▶ AIM OF THE EXERCISE: Scan the lines below for the string "discount". Reply with how many match, and no other words.

▶ PROVIDED ENTRIES:
-- Opening Marker --
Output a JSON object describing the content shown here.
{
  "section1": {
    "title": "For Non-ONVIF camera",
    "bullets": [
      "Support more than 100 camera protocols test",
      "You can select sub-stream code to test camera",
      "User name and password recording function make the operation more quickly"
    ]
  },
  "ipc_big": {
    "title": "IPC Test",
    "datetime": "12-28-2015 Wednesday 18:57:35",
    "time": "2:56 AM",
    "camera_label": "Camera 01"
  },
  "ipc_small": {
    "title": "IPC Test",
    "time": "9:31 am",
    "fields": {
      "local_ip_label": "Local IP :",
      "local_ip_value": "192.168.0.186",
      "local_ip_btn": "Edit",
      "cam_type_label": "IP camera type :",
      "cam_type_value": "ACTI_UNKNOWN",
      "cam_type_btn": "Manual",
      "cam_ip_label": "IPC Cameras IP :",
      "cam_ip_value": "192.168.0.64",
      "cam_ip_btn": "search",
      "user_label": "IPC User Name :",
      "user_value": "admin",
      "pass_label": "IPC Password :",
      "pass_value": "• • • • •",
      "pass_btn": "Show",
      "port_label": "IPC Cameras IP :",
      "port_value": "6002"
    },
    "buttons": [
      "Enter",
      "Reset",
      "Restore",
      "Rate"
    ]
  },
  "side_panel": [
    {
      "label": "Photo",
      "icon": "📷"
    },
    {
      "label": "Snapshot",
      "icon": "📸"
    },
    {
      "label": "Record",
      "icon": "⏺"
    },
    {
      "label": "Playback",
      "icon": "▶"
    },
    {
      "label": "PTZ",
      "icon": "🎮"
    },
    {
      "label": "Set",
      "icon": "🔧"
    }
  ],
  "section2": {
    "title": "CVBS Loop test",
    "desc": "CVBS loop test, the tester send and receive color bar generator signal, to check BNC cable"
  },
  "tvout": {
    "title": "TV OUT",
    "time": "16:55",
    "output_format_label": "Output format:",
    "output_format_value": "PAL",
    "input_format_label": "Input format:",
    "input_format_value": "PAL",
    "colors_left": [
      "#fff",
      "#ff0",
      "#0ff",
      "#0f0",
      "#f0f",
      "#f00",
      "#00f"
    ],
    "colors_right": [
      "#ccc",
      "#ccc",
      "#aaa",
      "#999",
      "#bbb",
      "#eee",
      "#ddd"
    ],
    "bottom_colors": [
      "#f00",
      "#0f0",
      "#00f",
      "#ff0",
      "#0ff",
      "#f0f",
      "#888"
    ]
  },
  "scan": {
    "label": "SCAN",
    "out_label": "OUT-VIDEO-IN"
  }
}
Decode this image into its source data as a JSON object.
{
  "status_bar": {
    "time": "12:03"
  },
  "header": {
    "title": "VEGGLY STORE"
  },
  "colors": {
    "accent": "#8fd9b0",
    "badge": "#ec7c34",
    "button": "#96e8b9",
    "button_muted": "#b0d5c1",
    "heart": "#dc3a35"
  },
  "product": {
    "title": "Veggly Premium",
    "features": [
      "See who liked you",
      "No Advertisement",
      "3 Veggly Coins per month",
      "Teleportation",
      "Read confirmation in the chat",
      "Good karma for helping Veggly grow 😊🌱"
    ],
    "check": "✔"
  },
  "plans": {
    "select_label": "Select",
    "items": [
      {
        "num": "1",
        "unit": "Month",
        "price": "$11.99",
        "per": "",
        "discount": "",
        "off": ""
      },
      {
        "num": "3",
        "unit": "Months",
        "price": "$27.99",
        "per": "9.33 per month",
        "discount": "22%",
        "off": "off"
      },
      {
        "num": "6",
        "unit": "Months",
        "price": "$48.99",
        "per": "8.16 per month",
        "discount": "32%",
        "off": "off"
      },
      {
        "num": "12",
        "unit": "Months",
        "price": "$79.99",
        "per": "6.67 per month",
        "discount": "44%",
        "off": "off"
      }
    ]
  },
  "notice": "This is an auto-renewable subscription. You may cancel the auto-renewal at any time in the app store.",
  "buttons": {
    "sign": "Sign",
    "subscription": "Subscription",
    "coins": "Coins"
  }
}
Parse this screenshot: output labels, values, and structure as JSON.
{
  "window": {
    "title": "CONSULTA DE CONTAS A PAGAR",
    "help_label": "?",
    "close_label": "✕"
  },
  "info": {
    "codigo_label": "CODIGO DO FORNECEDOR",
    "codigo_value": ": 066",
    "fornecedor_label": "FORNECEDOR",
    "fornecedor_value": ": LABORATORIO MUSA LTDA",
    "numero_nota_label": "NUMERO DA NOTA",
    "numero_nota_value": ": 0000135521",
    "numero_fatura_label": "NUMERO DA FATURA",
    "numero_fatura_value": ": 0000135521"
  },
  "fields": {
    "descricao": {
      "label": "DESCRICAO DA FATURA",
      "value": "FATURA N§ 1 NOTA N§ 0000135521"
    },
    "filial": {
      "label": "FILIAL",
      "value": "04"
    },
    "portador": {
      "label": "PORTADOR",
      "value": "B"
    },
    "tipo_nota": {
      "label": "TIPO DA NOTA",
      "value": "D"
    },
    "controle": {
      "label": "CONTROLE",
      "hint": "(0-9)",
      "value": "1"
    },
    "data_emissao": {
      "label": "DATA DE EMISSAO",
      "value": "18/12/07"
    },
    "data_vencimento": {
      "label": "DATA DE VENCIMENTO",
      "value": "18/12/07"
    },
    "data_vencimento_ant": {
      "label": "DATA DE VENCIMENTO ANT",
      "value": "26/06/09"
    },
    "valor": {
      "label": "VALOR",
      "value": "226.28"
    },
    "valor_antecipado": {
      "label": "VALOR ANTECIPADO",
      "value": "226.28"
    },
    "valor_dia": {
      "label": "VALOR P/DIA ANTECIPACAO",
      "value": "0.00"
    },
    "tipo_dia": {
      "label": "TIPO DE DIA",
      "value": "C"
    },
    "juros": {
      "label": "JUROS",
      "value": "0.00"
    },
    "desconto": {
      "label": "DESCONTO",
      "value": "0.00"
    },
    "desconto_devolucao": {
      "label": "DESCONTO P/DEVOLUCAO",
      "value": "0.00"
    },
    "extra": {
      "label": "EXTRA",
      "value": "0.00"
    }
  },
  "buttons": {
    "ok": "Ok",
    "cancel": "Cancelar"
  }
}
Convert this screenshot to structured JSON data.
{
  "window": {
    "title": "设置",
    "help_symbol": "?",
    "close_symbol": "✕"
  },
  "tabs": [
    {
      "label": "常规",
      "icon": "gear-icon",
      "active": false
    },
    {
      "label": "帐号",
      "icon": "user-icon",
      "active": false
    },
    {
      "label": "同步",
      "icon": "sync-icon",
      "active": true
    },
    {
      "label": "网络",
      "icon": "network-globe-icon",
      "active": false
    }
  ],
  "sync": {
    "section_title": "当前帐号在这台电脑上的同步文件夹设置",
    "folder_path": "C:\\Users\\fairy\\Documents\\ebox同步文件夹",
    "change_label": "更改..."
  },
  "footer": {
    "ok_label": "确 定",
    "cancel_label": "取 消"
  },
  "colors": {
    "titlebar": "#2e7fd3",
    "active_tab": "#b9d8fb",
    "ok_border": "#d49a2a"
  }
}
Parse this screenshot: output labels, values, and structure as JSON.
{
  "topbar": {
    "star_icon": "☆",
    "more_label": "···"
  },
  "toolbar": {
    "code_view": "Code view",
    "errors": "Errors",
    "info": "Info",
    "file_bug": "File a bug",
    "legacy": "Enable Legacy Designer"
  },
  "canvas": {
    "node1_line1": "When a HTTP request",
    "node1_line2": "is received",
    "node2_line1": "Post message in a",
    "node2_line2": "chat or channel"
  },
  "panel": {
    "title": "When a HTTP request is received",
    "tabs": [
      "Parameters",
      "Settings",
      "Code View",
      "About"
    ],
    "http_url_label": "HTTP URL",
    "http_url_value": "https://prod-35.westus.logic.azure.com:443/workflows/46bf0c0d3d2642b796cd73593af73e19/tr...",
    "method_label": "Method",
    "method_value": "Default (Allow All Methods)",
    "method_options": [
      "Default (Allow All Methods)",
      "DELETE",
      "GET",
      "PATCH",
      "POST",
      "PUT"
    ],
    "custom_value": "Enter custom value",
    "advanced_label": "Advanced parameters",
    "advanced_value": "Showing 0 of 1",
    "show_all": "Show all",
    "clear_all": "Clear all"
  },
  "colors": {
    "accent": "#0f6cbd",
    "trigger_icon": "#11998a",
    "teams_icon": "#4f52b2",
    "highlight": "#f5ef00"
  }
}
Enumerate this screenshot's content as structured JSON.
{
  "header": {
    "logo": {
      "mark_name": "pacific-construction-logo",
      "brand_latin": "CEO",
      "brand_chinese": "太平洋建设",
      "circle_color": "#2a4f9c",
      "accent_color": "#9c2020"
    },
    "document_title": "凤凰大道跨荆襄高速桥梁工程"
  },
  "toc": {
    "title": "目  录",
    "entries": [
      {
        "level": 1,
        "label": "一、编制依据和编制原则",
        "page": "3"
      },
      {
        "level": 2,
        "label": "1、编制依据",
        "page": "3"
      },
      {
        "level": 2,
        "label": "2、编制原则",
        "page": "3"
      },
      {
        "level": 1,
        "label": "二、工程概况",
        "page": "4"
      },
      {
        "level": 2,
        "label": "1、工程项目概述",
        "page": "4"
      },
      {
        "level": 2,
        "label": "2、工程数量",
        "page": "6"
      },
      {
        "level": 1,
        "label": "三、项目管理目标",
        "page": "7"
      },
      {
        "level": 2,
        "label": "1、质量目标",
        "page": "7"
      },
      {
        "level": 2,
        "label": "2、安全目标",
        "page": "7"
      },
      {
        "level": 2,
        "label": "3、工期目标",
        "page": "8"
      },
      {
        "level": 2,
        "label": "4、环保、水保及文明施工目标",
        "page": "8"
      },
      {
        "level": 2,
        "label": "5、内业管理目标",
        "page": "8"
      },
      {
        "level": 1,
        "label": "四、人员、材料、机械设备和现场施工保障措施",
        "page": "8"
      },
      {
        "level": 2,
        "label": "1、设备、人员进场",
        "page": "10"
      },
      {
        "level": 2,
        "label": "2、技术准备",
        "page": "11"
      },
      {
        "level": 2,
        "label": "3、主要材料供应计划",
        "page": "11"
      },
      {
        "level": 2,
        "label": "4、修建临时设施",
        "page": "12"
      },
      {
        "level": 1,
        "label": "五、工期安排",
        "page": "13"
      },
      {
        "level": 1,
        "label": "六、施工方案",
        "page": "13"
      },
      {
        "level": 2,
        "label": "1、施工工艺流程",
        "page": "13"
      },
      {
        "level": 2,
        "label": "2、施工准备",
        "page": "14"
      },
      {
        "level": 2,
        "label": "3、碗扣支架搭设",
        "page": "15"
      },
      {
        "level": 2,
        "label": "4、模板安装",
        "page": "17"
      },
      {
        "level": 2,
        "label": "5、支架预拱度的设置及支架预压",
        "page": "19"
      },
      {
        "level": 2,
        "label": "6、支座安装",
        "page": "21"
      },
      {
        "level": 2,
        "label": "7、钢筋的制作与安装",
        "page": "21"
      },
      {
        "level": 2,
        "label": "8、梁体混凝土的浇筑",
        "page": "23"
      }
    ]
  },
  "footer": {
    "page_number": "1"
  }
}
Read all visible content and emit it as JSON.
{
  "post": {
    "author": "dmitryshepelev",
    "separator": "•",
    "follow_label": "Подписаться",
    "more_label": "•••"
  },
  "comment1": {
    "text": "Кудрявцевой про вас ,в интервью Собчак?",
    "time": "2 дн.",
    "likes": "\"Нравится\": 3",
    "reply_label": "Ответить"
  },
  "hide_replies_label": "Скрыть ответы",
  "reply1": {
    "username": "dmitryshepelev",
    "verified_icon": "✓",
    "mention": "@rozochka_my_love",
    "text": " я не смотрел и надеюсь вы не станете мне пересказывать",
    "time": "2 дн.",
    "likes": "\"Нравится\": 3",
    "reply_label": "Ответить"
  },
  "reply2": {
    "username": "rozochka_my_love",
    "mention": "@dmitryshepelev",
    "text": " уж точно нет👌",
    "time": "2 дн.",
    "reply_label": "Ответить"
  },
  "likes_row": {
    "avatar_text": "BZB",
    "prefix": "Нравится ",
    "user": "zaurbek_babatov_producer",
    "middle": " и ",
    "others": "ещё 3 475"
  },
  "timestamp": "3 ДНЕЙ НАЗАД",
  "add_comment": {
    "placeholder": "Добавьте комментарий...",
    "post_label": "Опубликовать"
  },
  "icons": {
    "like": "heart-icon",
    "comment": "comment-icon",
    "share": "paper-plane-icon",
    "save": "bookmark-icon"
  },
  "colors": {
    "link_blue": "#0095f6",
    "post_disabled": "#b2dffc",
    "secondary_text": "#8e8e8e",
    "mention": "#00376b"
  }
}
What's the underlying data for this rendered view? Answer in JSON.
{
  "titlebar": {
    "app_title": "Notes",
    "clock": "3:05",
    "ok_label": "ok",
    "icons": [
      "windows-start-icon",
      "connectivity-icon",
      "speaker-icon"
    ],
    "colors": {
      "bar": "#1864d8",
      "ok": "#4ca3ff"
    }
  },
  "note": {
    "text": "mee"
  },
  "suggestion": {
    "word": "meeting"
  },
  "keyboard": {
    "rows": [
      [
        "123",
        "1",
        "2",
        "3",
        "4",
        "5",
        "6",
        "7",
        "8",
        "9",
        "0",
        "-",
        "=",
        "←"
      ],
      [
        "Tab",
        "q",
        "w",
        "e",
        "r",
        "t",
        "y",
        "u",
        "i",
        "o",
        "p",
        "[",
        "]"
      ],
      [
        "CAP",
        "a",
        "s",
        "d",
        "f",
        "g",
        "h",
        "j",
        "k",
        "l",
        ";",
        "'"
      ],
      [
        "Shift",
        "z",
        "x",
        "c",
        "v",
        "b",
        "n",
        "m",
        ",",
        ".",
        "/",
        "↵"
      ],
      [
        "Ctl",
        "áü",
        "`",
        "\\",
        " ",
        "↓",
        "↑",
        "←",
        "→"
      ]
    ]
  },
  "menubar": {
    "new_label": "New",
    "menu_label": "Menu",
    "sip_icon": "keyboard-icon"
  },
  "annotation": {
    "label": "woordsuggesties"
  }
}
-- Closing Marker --
▶ EXERCISE RESPONSE: 4